Do they see “liking” something just as valuable as going out and donating time or volunteering to help a cause? The big questions, the ones I will pose to my own students when we talk social justice and slacktivism next, are:

  • Is clicking Like better than no support at all?
  • Are we so conditioned with all the causes online that we don’t take them all so seriously?
  • Is it even possible to fully engage in all the causes we see?
  • What can we do make our presence online more meaningful?
  • When is it necessary to take activism offline? Or, is it?

These should prove to make for an interesting conversation with my current middle years students.

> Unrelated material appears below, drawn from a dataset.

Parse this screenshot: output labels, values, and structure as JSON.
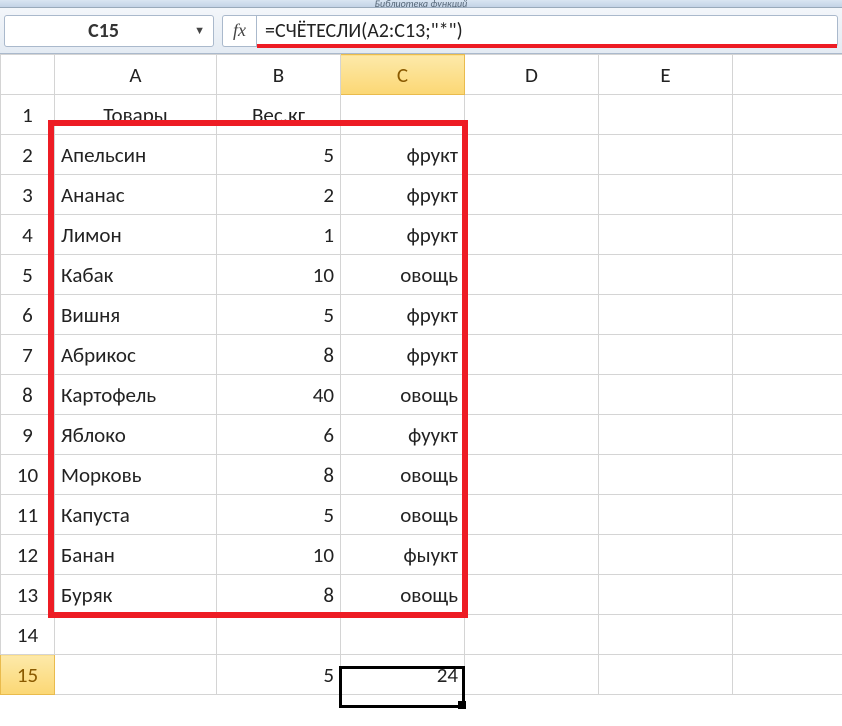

I think it’s important that we make our students aware that their actions online can impact their world online. It’s easy to click Like, feel good, and move on. I’m guilty of doing so in the past and will probably do it many more times with causes I support. But, now that I’m more aware of slacktivism, I’ll start looking out for opportunities to engage further with the causes – online or offline. I hope to get my students to the same place.

Image from Flickr: Anti Government Protest (CC BY-SA 2.0)

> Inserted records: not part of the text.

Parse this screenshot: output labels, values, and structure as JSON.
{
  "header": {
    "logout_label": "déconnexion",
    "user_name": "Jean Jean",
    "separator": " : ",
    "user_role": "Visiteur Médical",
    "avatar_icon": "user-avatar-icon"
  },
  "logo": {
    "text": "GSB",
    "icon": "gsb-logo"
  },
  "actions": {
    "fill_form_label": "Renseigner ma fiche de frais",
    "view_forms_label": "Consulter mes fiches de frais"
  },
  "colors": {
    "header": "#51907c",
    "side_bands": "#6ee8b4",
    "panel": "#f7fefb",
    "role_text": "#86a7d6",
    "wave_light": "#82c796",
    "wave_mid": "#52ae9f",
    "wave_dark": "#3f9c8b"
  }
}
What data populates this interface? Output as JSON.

Unbelievable Social Media Count

I stumbled across this thanks to one of my mentoring teachers on Twitter, Michael Kaechele.  You can find the original post by Gary Hayes on his blog, here.  Using statistics he found across the web, this counter calculates how many social media events have happened.  It figures out how many blog posts have been made, how many tweets tweeted, how many YouTube videos watched, and it goes on and on.  Just check it out below (may not show in Google Reader).

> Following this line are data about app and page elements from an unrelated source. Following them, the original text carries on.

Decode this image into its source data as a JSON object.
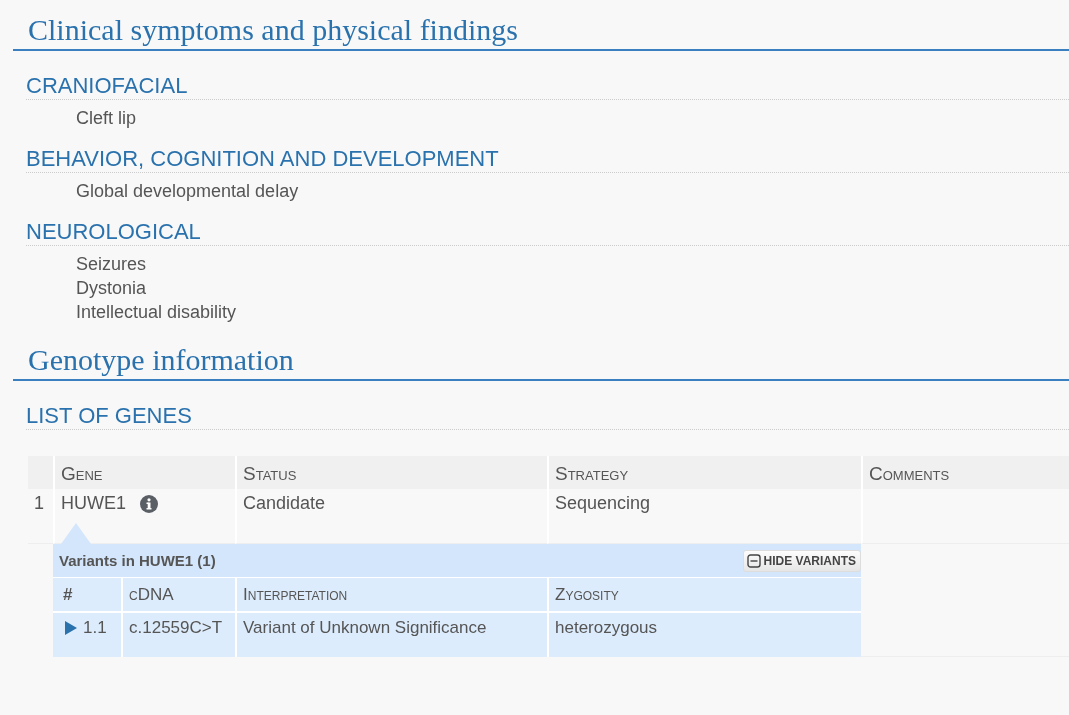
{
  "sections": [
    {
      "title": "Clinical symptoms and physical findings",
      "categories": [
        {
          "name": "CRANIOFACIAL",
          "items": [
            "Cleft lip"
          ]
        },
        {
          "name": "BEHAVIOR, COGNITION AND DEVELOPMENT",
          "items": [
            "Global developmental delay"
          ]
        },
        {
          "name": "NEUROLOGICAL",
          "items": [
            "Seizures",
            "Dystonia",
            "Intellectual disability"
          ]
        }
      ]
    },
    {
      "title": "Genotype information",
      "categories": [
        {
          "name": "LIST OF GENES",
          "table": {
            "columns": [
              "Gene",
              "Status",
              "Strategy",
              "Comments"
            ],
            "rows": [
              {
                "index": "1",
                "gene": "HUWE1",
                "status": "Candidate",
                "strategy": "Sequencing",
                "variants": {
                  "title": "Variants in HUWE1 (1)",
                  "button": "HIDE VARIANTS",
                  "expanded": true,
                  "columns": [
                    "#",
                    "cDNA",
                    "Interpretation",
                    "Zygosity"
                  ],
                  "rows": [
                    {
                      "index": "1.1",
                      "cdna": "c.12559C>T",
                      "interpretation": "Variant of Unknown Significance",
                      "zygosity": "heterozygous"
                    }
                  ]
                }
              }
            ]
          }
        }
      ]
    }
  ]
}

I was really surprised by how many YouTube videos have been watched.  It’s an enormous amount!  Since I started creating this blog post, 114 seconds ago (1:54 mins), 1314812s videos have been watched (the numbers will be different for you since the count starts once you load this page).  I will never come close to watching this in my entire life!  Now at 246 seconds (4:06 mins) there has been $177359 made from global media messaging and data.  That is a lot of money in a short amount of time.

Gary also lists these stats on his page. I’ve reposted them in this post, you can see them here.

  • 20 hours of video uploaded every minute onto YouTube (source YouTube blog Aug 09)
  • Facebook 600k new members per day, and photos, videos per month, 700mill & 4 mill respectively (source Inside Facebook Feb 09)
  • Twitter 18 million new users per year & 4 million tweets sent daily (source TechCrunch Apr 09)
  • iPolicy UK – SMS messaging has a bright future (Aug 09)
  • 900 000 blogs posts put up every day (source Technorati State of the Blogosphere 2008)
  • YouTube daily, 96 million videos watched, $1mill bandwidth costs (source Comscore Jul 06 !)
  • UPDATE: YouTube 1Billion watched per day SMH (2009)- counter updated!
  • Second Life 250k virtual goods made daily, text messages 1250 per second (source Linden Lab release Sep 09)
  • Money – $5.5 billion on virtual goods (casual & game worlds) even Facebooks gifts make $70 million annually (source Viximo Aug 09)
  • Flickr has 73 million visitors a month who upload 700 million photos (source Yahoo Mar 09)
  • Mobile social network subscribers – 92.5 million at the end of 2008, by end of 2013 rising to between 641.6-873.1 million or 132 mill annually (source Informa PDF)
  • SMS – Over 2.3 trillion messages will be sent across major markets worldwide in 2008 (source Everysingleoneofus sms statistics)

These stats really blow my mind.  I knew social media was big, just not this big.  These numbers really put into perspective how big social media really is and how much it is part of our world.